## [WHAT IS NEEDED]
Wherever the string "tooltip" appears in the listing, copy that line.

## [EXTRACTED RECORDS]

+ + + +

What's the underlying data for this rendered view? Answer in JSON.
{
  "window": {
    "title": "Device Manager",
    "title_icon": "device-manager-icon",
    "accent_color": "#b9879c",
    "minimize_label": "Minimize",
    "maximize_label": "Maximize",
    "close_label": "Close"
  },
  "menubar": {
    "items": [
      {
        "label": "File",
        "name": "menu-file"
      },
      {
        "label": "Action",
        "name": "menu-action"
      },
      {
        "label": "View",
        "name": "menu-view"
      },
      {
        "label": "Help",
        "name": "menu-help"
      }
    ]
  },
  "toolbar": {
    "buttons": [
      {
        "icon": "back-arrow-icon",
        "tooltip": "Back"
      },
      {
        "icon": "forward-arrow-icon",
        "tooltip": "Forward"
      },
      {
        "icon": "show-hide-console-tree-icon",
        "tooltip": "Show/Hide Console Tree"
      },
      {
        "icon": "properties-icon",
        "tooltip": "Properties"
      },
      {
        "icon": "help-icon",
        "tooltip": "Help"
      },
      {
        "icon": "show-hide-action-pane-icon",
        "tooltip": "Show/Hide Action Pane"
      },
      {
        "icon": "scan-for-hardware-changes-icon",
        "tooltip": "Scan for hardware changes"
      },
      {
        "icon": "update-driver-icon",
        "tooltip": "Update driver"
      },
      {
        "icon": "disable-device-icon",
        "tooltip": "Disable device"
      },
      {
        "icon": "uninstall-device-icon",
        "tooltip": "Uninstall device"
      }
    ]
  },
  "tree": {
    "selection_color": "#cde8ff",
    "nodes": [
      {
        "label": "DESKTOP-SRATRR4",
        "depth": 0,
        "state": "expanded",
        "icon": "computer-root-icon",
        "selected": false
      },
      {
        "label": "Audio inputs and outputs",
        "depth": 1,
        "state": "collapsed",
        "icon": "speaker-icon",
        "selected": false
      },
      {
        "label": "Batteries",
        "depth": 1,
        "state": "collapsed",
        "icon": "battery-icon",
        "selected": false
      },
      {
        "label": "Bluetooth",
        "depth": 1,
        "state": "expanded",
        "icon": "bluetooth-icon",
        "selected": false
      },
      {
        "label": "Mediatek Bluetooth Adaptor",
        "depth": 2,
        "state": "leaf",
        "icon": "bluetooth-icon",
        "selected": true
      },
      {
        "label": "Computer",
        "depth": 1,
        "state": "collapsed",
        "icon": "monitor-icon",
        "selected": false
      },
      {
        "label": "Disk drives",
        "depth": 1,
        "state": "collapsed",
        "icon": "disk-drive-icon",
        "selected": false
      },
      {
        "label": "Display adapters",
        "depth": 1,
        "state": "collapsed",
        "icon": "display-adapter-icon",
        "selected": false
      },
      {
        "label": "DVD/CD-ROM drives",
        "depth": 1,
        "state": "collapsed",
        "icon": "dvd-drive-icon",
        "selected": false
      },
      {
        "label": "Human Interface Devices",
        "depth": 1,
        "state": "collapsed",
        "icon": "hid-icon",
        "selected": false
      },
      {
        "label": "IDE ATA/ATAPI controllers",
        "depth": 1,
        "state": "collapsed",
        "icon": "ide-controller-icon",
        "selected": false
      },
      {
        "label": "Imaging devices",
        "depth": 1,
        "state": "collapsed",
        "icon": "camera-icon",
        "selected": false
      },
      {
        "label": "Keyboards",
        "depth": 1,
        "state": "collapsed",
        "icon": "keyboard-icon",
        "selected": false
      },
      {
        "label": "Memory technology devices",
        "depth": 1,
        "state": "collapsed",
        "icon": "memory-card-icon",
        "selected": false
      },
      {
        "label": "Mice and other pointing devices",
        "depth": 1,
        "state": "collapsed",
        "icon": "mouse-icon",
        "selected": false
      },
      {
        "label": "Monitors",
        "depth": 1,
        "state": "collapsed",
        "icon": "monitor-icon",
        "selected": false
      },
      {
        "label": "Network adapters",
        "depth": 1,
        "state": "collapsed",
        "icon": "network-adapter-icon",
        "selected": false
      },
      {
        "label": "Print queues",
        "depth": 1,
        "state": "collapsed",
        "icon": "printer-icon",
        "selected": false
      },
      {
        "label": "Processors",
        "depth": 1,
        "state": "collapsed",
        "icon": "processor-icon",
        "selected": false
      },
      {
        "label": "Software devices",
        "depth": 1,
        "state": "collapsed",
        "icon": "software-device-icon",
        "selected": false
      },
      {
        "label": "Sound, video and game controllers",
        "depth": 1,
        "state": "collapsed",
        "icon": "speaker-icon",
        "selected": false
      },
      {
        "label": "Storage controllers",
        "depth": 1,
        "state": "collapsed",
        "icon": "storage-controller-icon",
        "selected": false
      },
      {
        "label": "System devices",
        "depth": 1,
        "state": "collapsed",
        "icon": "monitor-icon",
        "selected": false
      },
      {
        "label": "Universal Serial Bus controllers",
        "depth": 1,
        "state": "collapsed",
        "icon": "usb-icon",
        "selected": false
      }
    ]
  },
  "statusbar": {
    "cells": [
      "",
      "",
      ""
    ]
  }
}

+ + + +

## [SOLUTION TO THIS PROBLEM]
        "tooltip": "Back"
        "tooltip": "Forward"
        "tooltip": "Show/Hide Console Tree"
        "tooltip": "Properties"
        "tooltip": "Help"
        "tooltip": "Show/Hide Action Pane"
        "tooltip": "Scan for hardware changes"
        "tooltip": "Update driver"
        "tooltip": "Disable device"
        "tooltip": "Uninstall device"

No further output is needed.